2 Caesar Kleberg Wildlife Research Institute, Texas A&M University-Kingsville, Kingsville, TX USA          Katherine picture

Objective  –  To look at the impact several common diseases might have on an isolated subpopulation of  (Leopardus pardalis) over a 100-year period using population viability analysis (PVA). 

Sample population – Seven free-ranging ocelots; six males (four adults, one juvenile) and one female (adult).

Procedure – Serum samples were evaluated using KELA (FeLV, FIP, FIV), HAI (FPV), and Western Blot (FIV).  Results were used to develop parameters for the VORTEX computer program and six PVAs were produced.  Each PVA ran through 1000 iterations, and mean probability of extinction (M[e]) was compared to see the impact each disease and disease combination had.

Results – Regardless of disease, this subpopulation will likely become extinct within the next 50-60 years.  Adding disease, extinction may occur 10-30 years sooner.  Six ocelots tested positive for antibodies, indicating exposure to two of the diseases studied (FIV, FPV).  These results were surprising and caused a more rapid extirpation when factored into VORTEX.
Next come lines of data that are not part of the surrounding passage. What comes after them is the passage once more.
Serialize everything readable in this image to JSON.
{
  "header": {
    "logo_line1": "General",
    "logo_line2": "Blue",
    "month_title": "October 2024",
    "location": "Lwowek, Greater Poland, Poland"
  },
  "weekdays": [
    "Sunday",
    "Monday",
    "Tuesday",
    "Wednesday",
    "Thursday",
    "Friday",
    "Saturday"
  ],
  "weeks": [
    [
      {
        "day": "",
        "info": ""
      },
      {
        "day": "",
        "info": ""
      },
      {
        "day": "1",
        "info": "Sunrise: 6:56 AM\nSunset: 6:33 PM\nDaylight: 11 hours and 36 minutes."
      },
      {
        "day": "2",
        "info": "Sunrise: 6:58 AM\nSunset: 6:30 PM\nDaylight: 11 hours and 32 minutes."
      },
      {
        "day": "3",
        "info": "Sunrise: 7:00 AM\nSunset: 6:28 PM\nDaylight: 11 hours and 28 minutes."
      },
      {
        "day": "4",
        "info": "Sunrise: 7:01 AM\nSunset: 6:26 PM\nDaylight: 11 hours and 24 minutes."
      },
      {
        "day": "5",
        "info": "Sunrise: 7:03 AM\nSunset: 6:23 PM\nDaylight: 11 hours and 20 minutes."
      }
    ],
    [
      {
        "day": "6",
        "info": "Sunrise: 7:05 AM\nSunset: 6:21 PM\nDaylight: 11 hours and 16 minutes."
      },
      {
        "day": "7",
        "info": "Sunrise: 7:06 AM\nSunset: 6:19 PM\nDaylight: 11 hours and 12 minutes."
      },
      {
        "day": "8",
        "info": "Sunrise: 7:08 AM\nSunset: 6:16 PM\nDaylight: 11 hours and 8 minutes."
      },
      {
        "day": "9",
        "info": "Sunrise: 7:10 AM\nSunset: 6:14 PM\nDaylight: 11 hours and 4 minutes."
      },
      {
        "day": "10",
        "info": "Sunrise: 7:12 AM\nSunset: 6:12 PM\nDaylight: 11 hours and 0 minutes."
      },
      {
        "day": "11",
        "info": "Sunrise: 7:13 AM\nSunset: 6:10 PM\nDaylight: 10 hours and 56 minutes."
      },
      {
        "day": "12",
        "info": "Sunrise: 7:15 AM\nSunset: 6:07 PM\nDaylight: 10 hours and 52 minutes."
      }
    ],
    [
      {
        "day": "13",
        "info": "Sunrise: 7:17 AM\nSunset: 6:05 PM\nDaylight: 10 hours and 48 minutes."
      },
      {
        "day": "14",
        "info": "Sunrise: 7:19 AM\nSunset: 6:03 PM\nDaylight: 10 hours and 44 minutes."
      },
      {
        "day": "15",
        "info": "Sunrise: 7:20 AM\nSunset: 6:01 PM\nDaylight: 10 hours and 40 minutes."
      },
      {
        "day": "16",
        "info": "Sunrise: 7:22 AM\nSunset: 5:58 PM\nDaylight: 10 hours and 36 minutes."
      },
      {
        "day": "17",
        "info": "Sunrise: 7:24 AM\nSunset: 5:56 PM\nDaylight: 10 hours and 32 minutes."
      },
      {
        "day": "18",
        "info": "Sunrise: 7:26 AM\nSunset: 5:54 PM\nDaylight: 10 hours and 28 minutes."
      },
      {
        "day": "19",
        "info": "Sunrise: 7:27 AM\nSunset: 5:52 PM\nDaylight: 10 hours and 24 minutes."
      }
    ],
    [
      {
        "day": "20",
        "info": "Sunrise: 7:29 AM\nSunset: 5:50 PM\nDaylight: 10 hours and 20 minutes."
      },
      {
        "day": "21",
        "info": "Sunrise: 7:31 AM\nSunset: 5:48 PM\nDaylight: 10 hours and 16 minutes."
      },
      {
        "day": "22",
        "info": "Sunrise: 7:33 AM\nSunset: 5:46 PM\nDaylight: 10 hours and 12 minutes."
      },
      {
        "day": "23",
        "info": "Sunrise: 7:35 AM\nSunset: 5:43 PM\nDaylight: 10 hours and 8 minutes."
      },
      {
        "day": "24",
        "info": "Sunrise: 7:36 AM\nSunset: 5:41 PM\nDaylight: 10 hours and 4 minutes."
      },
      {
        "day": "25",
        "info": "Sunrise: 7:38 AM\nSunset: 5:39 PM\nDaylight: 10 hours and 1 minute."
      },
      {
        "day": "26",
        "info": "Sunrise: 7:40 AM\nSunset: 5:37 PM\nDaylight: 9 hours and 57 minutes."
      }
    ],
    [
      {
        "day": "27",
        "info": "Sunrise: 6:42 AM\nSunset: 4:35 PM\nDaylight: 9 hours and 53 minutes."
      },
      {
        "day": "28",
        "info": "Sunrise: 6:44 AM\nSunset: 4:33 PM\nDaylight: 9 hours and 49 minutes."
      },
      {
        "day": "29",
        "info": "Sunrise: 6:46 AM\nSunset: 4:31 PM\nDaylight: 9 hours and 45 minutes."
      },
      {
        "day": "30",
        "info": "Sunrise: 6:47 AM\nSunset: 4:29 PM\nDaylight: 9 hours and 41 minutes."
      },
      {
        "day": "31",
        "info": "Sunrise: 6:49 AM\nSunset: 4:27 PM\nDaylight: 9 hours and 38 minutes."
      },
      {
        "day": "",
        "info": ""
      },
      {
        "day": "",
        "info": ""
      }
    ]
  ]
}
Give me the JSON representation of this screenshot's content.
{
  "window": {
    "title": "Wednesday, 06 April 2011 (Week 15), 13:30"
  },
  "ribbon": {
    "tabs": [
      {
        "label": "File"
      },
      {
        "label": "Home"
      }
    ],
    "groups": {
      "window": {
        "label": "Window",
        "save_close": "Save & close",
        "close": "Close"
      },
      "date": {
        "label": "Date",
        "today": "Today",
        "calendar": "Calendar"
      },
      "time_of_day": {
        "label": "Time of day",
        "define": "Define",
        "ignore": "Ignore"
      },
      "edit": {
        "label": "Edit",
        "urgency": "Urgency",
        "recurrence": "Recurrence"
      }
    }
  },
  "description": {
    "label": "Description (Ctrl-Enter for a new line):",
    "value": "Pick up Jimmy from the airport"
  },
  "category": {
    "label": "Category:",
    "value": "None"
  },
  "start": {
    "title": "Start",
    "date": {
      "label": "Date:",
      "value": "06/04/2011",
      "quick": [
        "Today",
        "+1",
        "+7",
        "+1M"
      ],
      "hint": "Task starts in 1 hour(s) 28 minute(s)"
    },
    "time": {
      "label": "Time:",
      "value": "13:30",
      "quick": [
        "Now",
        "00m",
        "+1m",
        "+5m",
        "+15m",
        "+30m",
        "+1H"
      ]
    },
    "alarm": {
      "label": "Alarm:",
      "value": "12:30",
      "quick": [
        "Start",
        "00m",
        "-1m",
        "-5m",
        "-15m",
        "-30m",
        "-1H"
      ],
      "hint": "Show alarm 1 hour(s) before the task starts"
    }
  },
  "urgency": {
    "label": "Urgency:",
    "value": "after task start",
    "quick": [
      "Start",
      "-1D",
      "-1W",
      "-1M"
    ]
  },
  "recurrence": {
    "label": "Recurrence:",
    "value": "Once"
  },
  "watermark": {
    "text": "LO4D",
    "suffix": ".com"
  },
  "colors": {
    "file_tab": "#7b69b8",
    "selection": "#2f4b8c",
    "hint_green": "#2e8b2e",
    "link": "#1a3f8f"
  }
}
Conclusions and Clinical Relevance – This subpopulation is not naïve to two of the viruses studied.  Therefore, the probability of other diseases arriving in the population must be considered a serious possibility.  Continued health monitoring of these animals is needed to determine the effects of these diseases, as the PVAs indicate disease is a very real threat to this population’s viability.  It is imperative that further study be conducted in this arena so future conservation efforts may take into account disease and its effects when planning and executing strategies to help these cats survive in the wild.